### EXERCISE PROMPT
Repeat every line below exactly as it reads.

** THE DATA follows **

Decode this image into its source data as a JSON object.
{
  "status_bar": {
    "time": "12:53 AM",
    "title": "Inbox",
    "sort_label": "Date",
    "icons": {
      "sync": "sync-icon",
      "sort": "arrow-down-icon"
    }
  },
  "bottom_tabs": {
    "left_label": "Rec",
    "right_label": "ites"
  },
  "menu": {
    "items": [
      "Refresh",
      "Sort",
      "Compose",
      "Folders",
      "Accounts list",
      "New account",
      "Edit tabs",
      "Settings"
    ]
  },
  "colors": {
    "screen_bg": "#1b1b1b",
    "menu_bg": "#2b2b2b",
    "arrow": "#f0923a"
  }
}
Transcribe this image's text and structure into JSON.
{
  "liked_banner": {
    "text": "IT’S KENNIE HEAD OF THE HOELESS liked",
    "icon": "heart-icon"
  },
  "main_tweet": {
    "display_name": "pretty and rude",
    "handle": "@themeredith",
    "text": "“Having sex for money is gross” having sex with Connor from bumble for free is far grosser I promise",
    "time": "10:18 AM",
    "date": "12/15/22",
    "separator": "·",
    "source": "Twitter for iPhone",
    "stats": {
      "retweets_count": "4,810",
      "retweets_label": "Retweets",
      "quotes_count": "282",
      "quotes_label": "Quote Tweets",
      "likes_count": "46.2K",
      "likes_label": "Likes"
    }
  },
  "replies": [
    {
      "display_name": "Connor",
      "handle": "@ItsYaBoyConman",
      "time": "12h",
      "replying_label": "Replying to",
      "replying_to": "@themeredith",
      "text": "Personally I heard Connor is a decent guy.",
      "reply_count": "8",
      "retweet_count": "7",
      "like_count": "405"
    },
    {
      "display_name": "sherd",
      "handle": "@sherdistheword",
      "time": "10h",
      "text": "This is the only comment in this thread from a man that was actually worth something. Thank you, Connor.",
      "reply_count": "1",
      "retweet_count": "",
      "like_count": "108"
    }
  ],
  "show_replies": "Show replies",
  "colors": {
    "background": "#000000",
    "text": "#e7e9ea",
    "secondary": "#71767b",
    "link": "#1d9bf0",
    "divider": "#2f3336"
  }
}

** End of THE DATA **

### OUTPUT
Decode this image into its source data as a JSON object.
{
  "status_bar": {
    "time": "12:53 AM",
    "title": "Inbox",
    "sort_label": "Date",
    "icons": {
      "sync": "sync-icon",
      "sort": "arrow-down-icon"
    }
  },
  "bottom_tabs": {
    "left_label": "Rec",
    "right_label": "ites"
  },
  "menu": {
    "items": [
      "Refresh",
      "Sort",
      "Compose",
      "Folders",
      "Accounts list",
      "New account",
      "Edit tabs",
      "Settings"
    ]
  },
  "colors": {
    "screen_bg": "#1b1b1b",
    "menu_bg": "#2b2b2b",
    "arrow": "#f0923a"
  }
}
Transcribe this image's text and structure into JSON.
{
  "liked_banner": {
    "text": "IT’S KENNIE HEAD OF THE HOELESS liked",
    "icon": "heart-icon"
  },
  "main_tweet": {
    "display_name": "pretty and rude",
    "handle": "@themeredith",
    "text": "“Having sex for money is gross” having sex with Connor from bumble for free is far grosser I promise",
    "time": "10:18 AM",
    "date": "12/15/22",
    "separator": "·",
    "source": "Twitter for iPhone",
    "stats": {
      "retweets_count": "4,810",
      "retweets_label": "Retweets",
      "quotes_count": "282",
      "quotes_label": "Quote Tweets",
      "likes_count": "46.2K",
      "likes_label": "Likes"
    }
  },
  "replies": [
    {
      "display_name": "Connor",
      "handle": "@ItsYaBoyConman",
      "time": "12h",
      "replying_label": "Replying to",
      "replying_to": "@themeredith",
      "text": "Personally I heard Connor is a decent guy.",
      "reply_count": "8",
      "retweet_count": "7",
      "like_count": "405"
    },
    {
      "display_name": "sherd",
      "handle": "@sherdistheword",
      "time": "10h",
      "text": "This is the only comment in this thread from a man that was actually worth something. Thank you, Connor.",
      "reply_count": "1",
      "retweet_count": "",
      "like_count": "108"
    }
  ],
  "show_replies": "Show replies",
  "colors": {
    "background": "#000000",
    "text": "#e7e9ea",
    "secondary": "#71767b",
    "link": "#1d9bf0",
    "divider": "#2f3336"
  }
}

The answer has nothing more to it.